ABOUT THIS TASK:
From the first line to the last, set down the data exactly as given.

INFORMATION PROVIDED:

= = =

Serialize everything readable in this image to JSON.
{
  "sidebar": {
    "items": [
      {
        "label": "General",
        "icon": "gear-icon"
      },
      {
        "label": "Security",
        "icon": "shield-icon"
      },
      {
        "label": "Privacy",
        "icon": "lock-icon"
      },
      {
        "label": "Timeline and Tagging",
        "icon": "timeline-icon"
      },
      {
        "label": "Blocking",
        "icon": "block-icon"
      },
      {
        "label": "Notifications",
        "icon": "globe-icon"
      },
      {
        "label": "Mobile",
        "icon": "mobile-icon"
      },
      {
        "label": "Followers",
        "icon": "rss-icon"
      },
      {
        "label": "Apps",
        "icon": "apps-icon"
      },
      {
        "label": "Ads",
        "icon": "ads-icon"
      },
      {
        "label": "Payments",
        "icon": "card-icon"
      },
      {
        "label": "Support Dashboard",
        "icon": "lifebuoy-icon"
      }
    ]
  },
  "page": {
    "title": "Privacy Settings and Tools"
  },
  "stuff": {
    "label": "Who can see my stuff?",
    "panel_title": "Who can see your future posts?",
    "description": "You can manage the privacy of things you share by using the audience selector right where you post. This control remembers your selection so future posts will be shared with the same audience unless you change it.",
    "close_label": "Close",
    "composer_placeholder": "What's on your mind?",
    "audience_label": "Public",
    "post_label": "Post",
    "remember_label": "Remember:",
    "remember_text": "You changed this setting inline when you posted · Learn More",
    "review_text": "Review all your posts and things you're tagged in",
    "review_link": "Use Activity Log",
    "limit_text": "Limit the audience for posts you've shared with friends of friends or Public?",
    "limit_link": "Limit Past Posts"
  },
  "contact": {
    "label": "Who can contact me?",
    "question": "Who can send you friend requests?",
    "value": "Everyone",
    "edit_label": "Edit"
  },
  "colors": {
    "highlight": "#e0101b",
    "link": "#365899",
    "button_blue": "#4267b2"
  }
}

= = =

ANSWER FOR THIS EXERCISE:
Serialize everything readable in this image to JSON.
{
  "sidebar": {
    "items": [
      {
        "label": "General",
        "icon": "gear-icon"
      },
      {
        "label": "Security",
        "icon": "shield-icon"
      },
      {
        "label": "Privacy",
        "icon": "lock-icon"
      },
      {
        "label": "Timeline and Tagging",
        "icon": "timeline-icon"
      },
      {
        "label": "Blocking",
        "icon": "block-icon"
      },
      {
        "label": "Notifications",
        "icon": "globe-icon"
      },
      {
        "label": "Mobile",
        "icon": "mobile-icon"
      },
      {
        "label": "Followers",
        "icon": "rss-icon"
      },
      {
        "label": "Apps",
        "icon": "apps-icon"
      },
      {
        "label": "Ads",
        "icon": "ads-icon"
      },
      {
        "label": "Payments",
        "icon": "card-icon"
      },
      {
        "label": "Support Dashboard",
        "icon": "lifebuoy-icon"
      }
    ]
  },
  "page": {
    "title": "Privacy Settings and Tools"
  },
  "stuff": {
    "label": "Who can see my stuff?",
    "panel_title": "Who can see your future posts?",
    "description": "You can manage the privacy of things you share by using the audience selector right where you post. This control remembers your selection so future posts will be shared with the same audience unless you change it.",
    "close_label": "Close",
    "composer_placeholder": "What's on your mind?",
    "audience_label": "Public",
    "post_label": "Post",
    "remember_label": "Remember:",
    "remember_text": "You changed this setting inline when you posted · Learn More",
    "review_text": "Review all your posts and things you're tagged in",
    "review_link": "Use Activity Log",
    "limit_text": "Limit the audience for posts you've shared with friends of friends or Public?",
    "limit_link": "Limit Past Posts"
  },
  "contact": {
    "label": "Who can contact me?",
    "question": "Who can send you friend requests?",
    "value": "Everyone",
    "edit_label": "Edit"
  },
  "colors": {
    "highlight": "#e0101b",
    "link": "#365899",
    "button_blue": "#4267b2"
  }
}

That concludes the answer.